Dataset rows describing interfaces:
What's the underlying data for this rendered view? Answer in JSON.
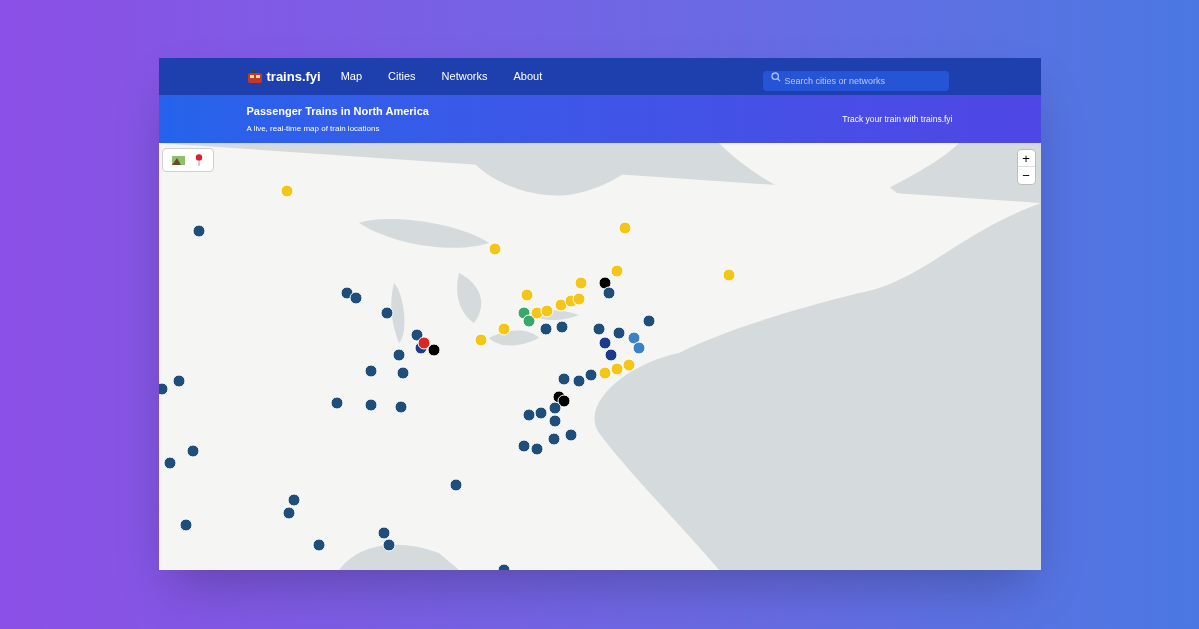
{
  "nav": {
    "brand": "trains.fyi",
    "links": [
      "Map",
      "Cities",
      "Networks",
      "About"
    ],
    "search": {
      "placeholder": "Search cities or networks"
    }
  },
  "banner": {
    "title": "Passenger Trains in North America",
    "subtitle": "A live, real-time map of train locations",
    "link": "Track your train with trains.fyi"
  },
  "map": {
    "kind": "picture",
    "zoom_controls": [
      "+",
      "−"
    ]
  }
}
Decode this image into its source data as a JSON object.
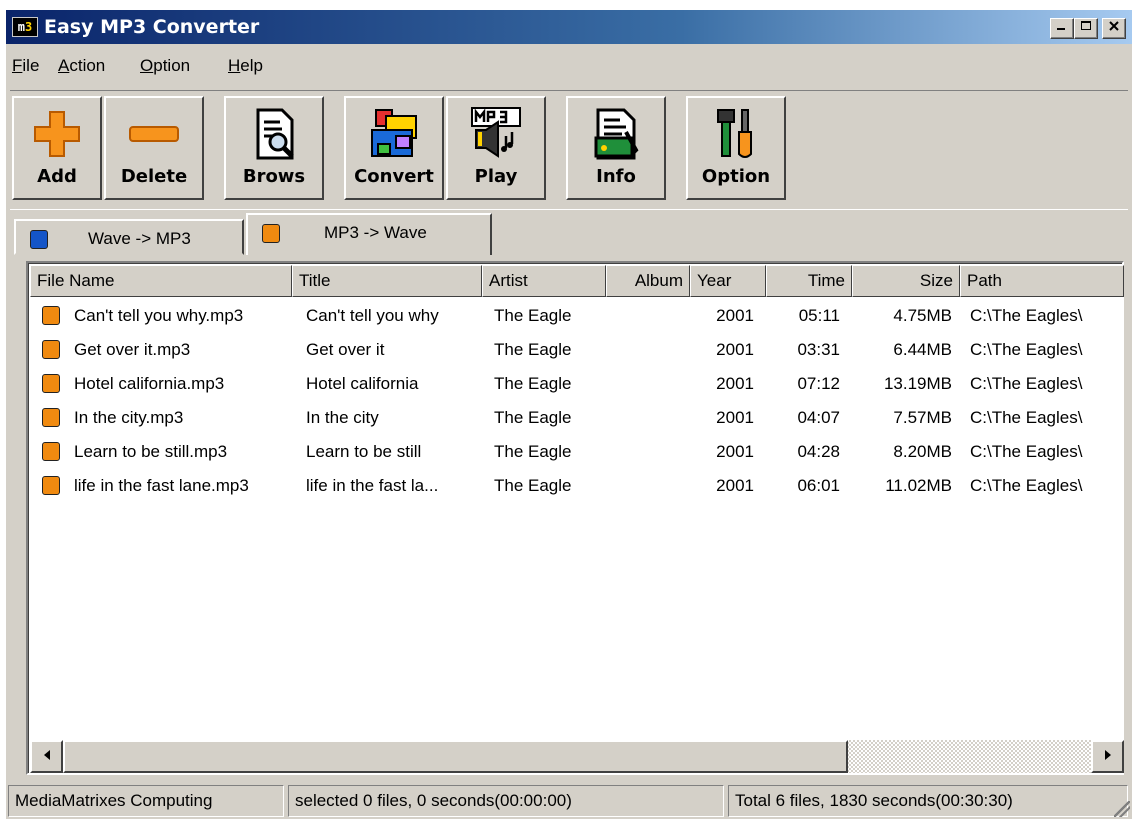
{
  "window": {
    "title": "Easy MP3 Converter",
    "icon_text": "m3",
    "controls": [
      "minimize",
      "maximize",
      "close"
    ]
  },
  "menu": [
    {
      "key": "F",
      "rest": "ile"
    },
    {
      "key": "A",
      "rest": "ction"
    },
    {
      "key": "O",
      "rest": "ption"
    },
    {
      "key": "H",
      "rest": "elp"
    }
  ],
  "toolbar": {
    "add": "Add",
    "delete": "Delete",
    "brows": "Brows",
    "convert": "Convert",
    "play": "Play",
    "info": "Info",
    "option": "Option"
  },
  "tabs": [
    {
      "label": "Wave -> MP3"
    },
    {
      "label": "MP3 -> Wave",
      "active": true
    }
  ],
  "table": {
    "columns": [
      "File Name",
      "Title",
      "Artist",
      "Album",
      "Year",
      "Time",
      "Size",
      "Path"
    ],
    "rows": [
      {
        "file": "Can't tell you why.mp3",
        "title": "Can't tell you why",
        "artist": "The Eagle",
        "album": "",
        "year": "2001",
        "time": "05:11",
        "size": "4.75MB",
        "path": "C:\\The Eagles\\"
      },
      {
        "file": "Get over it.mp3",
        "title": "Get over it",
        "artist": "The Eagle",
        "album": "",
        "year": "2001",
        "time": "03:31",
        "size": "6.44MB",
        "path": "C:\\The Eagles\\"
      },
      {
        "file": "Hotel california.mp3",
        "title": "Hotel california",
        "artist": "The Eagle",
        "album": "",
        "year": "2001",
        "time": "07:12",
        "size": "13.19MB",
        "path": "C:\\The Eagles\\"
      },
      {
        "file": "In the city.mp3",
        "title": "In the city",
        "artist": "The Eagle",
        "album": "",
        "year": "2001",
        "time": "04:07",
        "size": "7.57MB",
        "path": "C:\\The Eagles\\"
      },
      {
        "file": "Learn to be still.mp3",
        "title": "Learn to be still",
        "artist": "The Eagle",
        "album": "",
        "year": "2001",
        "time": "04:28",
        "size": "8.20MB",
        "path": "C:\\The Eagles\\"
      },
      {
        "file": "life in the fast lane.mp3",
        "title": "life in the fast la...",
        "artist": "The Eagle",
        "album": "",
        "year": "2001",
        "time": "06:01",
        "size": "11.02MB",
        "path": "C:\\The Eagles\\"
      }
    ]
  },
  "status": {
    "company": "MediaMatrixes Computing",
    "selected": "selected 0 files, 0 seconds(00:00:00)",
    "total": "Total 6 files, 1830 seconds(00:30:30)"
  },
  "colors": {
    "title_bar_start": "#0a246a",
    "title_bar_end": "#a6caf0",
    "face": "#d4d0c8",
    "file_icon": "#f08a10",
    "wave_tab_icon": "#1455c8"
  }
}
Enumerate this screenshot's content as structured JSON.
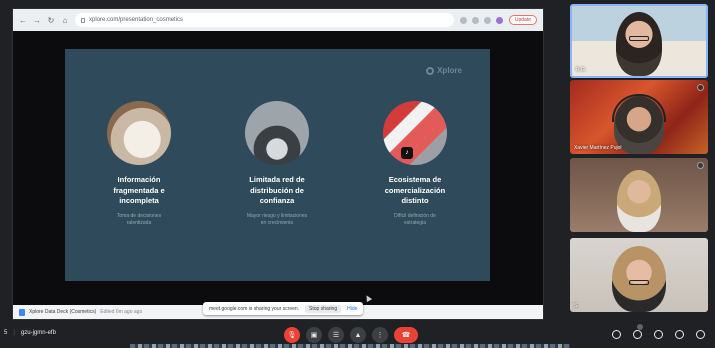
{
  "browser": {
    "url": "xplore.com/presentation_cosmetics",
    "update_label": "Update"
  },
  "slide": {
    "logo": "Xplore",
    "columns": [
      {
        "title_lines": [
          "Información",
          "fragmentada e",
          "incompleta"
        ],
        "subtitle_lines": [
          "Toma de decisiones",
          "ralentizada"
        ]
      },
      {
        "title_lines": [
          "Limitada red de",
          "distribución de",
          "confianza"
        ],
        "subtitle_lines": [
          "Mayor riesgo y limitaciones",
          "en crecimiento"
        ]
      },
      {
        "title_lines": [
          "Ecosistema de",
          "comercialización",
          "distinto"
        ],
        "subtitle_lines": [
          "Difícil definición de",
          "estrategia"
        ]
      }
    ]
  },
  "page_footer": {
    "doc_title": "Xplore Data Deck (Cosmetics)",
    "edited": "Edited 6m ago ago"
  },
  "share_banner": {
    "text": "meet.google.com is sharing your screen.",
    "stop_label": "Stop sharing",
    "hide_label": "Hide"
  },
  "participants": [
    {
      "name": "",
      "corner": "R.G."
    },
    {
      "name": "Xavier Martínez Pujol",
      "corner": ""
    },
    {
      "name": "",
      "corner": ""
    },
    {
      "name": "",
      "corner": "S."
    }
  ],
  "call_bar": {
    "meeting_code": "gzu-jgmn-efb",
    "time_fragment": "5"
  },
  "colors": {
    "slide_bg": "#2f4a5a",
    "end_call": "#ea4335",
    "mic_off": "#ea4335"
  }
}
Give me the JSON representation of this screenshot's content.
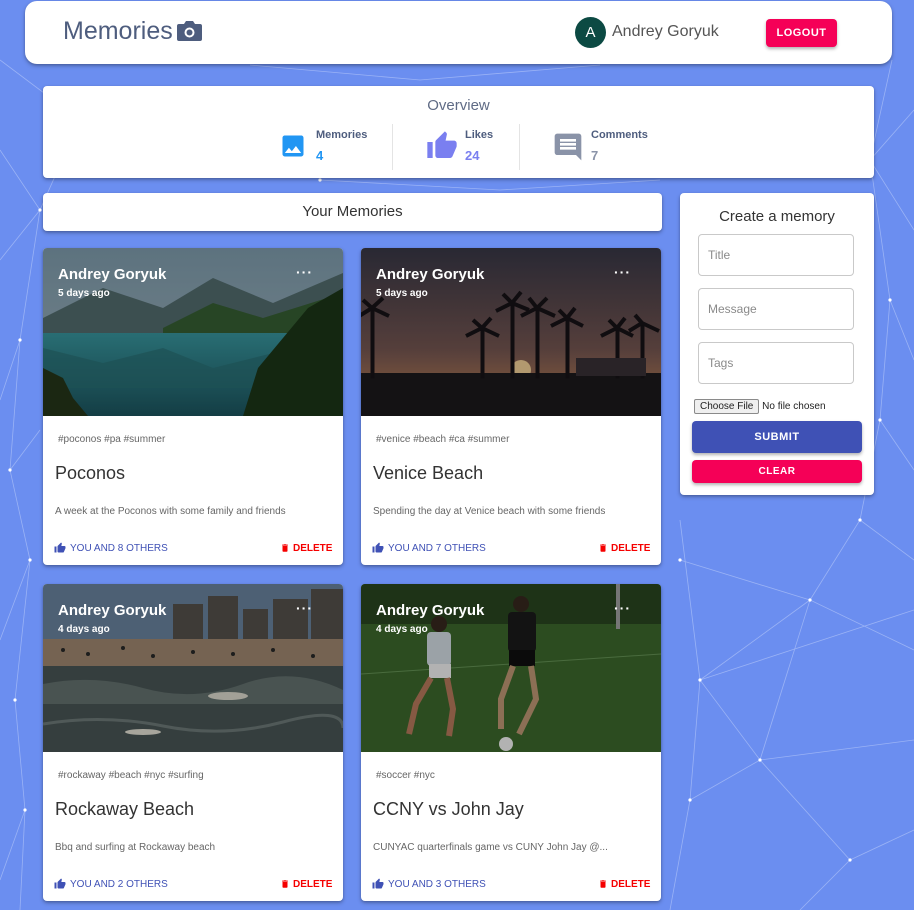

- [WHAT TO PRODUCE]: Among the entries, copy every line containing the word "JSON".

- [OUTPUT]:
What's the underlying data for this rendered view? Answer in JSON.
Decode this image into its source data as a JSON object.
Enumerate this screenshot's content as structured JSON.
Give me the JSON representation of this screenshot's content.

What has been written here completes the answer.